What kind of planet do we live on?

A very old , changing planet

Leave a comment

Posted by on December 4, 2012 in Uncategorized


Tags: , , , , , , , ,

First on Land

I found this video on the Ted-ed Site. Since my class is currently reading Your Inner Fish, the story about how the first animals that are direct ancestors of mammals came out of the water, I thought this video on the very first animals to come out of the sea was very appropriate.

Have a look at the video and check out the questions afterwards… you never know, one might show up as extra credit on a quiz…

I hope you enjoy.

Leave a comment

Posted by on November 14, 2012 in Uncategorized


Tags: , , , , , , ,

RadioLab’s ‘What the Slinky knows’

My son and I were listening to RadioLab in the car – as we often do -and heard an interesting short on ‘What the Slinky knows‘. What an interesting podcast.
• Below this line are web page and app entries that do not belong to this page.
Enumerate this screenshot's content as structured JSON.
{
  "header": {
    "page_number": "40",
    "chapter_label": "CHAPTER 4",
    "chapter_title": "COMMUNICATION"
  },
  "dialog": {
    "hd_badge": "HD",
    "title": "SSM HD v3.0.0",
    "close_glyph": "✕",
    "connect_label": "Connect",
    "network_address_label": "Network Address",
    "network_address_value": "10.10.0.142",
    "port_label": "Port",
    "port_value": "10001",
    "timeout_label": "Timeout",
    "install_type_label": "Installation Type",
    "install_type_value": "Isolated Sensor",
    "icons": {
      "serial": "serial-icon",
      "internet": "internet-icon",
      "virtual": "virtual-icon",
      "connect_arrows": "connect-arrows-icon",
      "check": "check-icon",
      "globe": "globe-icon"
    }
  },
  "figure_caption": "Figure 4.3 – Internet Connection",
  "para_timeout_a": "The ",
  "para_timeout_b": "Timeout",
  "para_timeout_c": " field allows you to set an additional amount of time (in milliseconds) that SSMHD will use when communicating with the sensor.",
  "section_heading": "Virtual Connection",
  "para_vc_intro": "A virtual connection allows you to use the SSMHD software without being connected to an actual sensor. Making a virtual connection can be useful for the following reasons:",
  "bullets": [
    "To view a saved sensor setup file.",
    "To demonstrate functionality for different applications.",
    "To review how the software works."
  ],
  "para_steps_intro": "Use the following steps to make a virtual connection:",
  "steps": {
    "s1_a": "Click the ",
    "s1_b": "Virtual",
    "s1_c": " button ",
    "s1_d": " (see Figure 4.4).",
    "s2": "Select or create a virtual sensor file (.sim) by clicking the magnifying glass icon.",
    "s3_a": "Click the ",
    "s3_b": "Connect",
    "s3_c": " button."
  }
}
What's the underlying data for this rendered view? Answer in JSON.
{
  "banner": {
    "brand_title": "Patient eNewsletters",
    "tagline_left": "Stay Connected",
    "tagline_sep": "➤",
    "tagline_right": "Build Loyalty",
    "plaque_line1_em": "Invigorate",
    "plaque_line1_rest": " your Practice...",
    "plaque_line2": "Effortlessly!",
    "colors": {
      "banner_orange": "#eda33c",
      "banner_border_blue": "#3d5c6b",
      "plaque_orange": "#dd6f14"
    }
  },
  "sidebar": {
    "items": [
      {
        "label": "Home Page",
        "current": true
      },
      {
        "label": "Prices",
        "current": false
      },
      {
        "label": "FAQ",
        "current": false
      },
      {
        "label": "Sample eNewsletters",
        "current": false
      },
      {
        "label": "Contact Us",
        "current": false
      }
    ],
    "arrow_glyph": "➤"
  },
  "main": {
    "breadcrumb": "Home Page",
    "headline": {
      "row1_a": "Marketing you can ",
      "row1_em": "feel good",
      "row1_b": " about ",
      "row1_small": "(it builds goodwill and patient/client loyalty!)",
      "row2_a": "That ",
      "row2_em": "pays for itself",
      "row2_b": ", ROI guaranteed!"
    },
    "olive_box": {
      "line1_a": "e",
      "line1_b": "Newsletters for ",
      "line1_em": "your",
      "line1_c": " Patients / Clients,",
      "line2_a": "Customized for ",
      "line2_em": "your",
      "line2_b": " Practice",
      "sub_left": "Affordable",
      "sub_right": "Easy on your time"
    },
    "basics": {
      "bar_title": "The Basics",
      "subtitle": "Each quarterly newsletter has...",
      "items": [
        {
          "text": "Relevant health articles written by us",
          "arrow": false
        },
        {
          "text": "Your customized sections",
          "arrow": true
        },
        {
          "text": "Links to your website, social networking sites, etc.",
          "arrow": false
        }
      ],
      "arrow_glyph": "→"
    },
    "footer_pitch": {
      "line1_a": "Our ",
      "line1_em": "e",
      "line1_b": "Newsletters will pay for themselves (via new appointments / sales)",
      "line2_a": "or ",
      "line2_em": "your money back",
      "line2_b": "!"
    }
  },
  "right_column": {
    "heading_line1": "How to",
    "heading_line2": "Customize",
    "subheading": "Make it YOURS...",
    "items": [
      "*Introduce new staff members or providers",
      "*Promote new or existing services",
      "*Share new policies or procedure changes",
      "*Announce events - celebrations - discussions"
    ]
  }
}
Check out the attached video of the point in question. Here we see a slinky being held up at the top, but allowed to dangle until it settles and becomes still. At this point, the top is released, but the bottom doesn’t move:

The question posed in the podcast is: Why does the bottom of the slinky seem to levitate until the top reaches it and then the whole things begins to move together. The basic question is relatively simple if you think about the situation and model all the forces in operation (1. gravity – down; 2. 3. hand holding slinky-up; force of the spring’s tension – up.)

When the slinky is released, you eliminate force #2, leaving only #1 and #3 in operation. The interesting thing is that force #3 will continue to operate and pull up until the top of the slinky collapses on itself and then only force #1 remains.

But then Neil DeGrass Tyson was brought into the discussion and said something I didn’t expect. He started with what you might expect him to comment on – an immediate application to space, which seems completely appropriate. His example was about the sun. Given that the sun is several light minutes away from the Earth (just over 8 minutes), if the sun were to somehow disappear, we wouldn’t know for those intervening eight minutes.

During that time, we would be seeing light that had left the sun eight minutes earlier and everything would look fine. Then, at the 8:20 mark (give or take), we would finally see that the sun had gone missing….

…. and here’s the good part: He also said that it wouldn’t be until then that the Earth would be released from its gravitational attraction to the sun and go flying off at a tangent into space. This begs a question that I don’t know the answer to: what is the ‘speed of gravity’? Would it take eight minutes for the Earth to be released and go tumbling into space… or does gravitational attraction operate at a different speed than light?

I’m serious, I don’t know the answer – and even more frustrating, I don’t know how this question could even be asked. I’m all ears for the answer to this one.

Leave a comment

Posted by on September 16, 2012 in Uncategorized


Tags: , , , , , , , , ,